In the camp, the Japanese withheld the Red Cross packages from the POWs and took the canned meats, canned fruit, canned milk, and cheese for themselves. Blankets and clothing intended for the POWs were used by the guards. If a POW violated a rule, the grain ration, for all the POWs, was reduced by 20 percent. At one point, 49 POWs were lined up – because one POW had broken a rule – and beaten with leather belts.
It is known that in February 1945, Shelby and two other POWs were caught with tobacco and cigarettes that they had stolen from the Japanese storeroom. The three men were hit with fists and kicked by a Japanese guard for fifteen minutes. The POWs had their overcoats and shoes taken away and were put in the guardhouse. The assistant camp commander brought them their coats and night and took them from the men before the commandant returned in the morning. He convinced the commandant to release the men after three days in the guardhouse. Postwar trial records, from after the war, show that physical abuse of the prisoners was a common occurrence at the camp.

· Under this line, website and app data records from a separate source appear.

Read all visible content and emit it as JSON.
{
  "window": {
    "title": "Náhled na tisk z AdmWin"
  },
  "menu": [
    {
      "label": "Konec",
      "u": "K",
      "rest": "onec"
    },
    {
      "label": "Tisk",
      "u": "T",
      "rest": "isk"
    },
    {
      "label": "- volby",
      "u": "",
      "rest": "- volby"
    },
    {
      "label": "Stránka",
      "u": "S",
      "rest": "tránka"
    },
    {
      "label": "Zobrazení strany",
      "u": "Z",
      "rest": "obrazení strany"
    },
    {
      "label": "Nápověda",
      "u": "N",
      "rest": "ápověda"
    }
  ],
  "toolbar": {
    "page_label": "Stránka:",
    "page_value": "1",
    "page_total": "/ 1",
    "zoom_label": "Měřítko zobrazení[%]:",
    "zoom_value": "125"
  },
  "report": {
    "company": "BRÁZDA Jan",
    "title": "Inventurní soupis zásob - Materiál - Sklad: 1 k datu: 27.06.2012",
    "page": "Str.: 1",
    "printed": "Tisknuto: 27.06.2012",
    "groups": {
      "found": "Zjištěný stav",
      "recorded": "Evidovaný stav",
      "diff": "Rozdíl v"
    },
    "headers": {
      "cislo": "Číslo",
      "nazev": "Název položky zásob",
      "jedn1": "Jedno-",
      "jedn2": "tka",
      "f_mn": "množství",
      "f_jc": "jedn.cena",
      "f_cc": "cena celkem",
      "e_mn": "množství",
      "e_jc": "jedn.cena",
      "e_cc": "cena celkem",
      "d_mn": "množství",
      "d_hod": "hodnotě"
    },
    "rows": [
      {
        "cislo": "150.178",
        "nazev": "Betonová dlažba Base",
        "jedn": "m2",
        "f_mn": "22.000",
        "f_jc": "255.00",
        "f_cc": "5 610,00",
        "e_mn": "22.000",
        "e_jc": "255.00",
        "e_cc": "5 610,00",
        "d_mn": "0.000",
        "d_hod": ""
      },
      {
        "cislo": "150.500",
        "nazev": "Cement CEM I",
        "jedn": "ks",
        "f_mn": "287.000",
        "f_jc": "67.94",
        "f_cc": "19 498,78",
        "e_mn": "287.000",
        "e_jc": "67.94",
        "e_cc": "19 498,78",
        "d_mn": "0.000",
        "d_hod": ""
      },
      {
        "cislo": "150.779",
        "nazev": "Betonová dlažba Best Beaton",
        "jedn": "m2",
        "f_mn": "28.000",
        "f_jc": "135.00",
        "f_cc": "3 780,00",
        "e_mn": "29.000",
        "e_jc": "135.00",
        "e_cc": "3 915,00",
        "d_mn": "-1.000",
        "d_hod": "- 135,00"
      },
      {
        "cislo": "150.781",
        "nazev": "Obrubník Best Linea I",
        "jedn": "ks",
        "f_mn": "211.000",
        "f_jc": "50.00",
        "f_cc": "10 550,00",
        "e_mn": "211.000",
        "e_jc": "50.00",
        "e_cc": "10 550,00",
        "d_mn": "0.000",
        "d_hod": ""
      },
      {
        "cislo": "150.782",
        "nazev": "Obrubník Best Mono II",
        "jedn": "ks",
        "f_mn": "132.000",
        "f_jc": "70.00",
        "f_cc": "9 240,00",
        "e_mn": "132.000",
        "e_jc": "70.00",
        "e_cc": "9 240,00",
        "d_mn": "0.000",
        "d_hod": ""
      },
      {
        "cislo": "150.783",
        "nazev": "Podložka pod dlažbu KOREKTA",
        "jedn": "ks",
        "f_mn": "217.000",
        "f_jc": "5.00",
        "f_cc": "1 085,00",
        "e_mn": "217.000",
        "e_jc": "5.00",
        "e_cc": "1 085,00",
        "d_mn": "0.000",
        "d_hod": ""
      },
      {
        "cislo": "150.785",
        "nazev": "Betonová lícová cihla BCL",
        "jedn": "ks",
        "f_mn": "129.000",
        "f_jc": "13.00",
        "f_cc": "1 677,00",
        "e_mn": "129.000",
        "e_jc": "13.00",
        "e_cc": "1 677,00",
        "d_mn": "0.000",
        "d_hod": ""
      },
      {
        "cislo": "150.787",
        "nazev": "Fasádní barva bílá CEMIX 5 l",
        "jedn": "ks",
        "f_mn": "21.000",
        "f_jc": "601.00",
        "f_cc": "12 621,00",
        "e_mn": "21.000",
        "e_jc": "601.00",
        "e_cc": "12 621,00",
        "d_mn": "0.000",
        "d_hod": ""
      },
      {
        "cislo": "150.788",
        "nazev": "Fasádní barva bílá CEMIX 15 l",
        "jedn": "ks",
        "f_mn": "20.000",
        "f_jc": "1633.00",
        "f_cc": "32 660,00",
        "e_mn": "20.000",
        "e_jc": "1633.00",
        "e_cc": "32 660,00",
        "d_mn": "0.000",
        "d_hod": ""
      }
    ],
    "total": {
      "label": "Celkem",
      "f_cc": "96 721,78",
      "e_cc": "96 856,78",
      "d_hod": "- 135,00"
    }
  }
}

On August 14, 1945, the POWs did not have to go to work. They were also told the August 16th and 17th were Japanese holidays and that they would have the days off. In the years previous years, the POWs had never had a day off for any Japanese holidays. The POWs had the next two days off also. Finally, on August 20th, the camp commander told the POWs the war was over.
American Naval planes found the camp and dropped notes stating they needed to stay clear of an area so that a food drop could take place. On August 28th, the B-29s dropped food, clothing, and medicine to the POWs. The POWs remained in the camp until September 13th, when they were taken to Hanawa and taken by train to Shiogama near Sendai.
The POWs were taken aboard the U.S.S. Relief and processed. They were returned to Manila for treatment. They finally returned to the United States, on the S.S. Klipfontein which sailed on October 9. 1945, arriving at Seattle, Washington, on October 28, 1945. Shelby returned to Kentucky and married Ida Nell. His official residence was 2130 Garland Avenue, Louisville, Kentucky.
Shelby was discharged from the military but reenlisted. This time he joined the Army Air Corps and later the Air Force. He was stationed at Godman Air Force Base at Ft. Knox before returning to the Philippines and was being stationed at Clark Field in May of 1950. While returning to the airbase from a fiesta at a barrio the night of April 21, 1951, Shelby and five other soldiers were killed when their vehicle was attacked by communist Huks outside of Manila.
On June 5, 1951, S/Sgt. Shelby G. Embry was buried at Zachery Taylor National Cemetery in Louisville, Kentucky, in Section C, Site 459.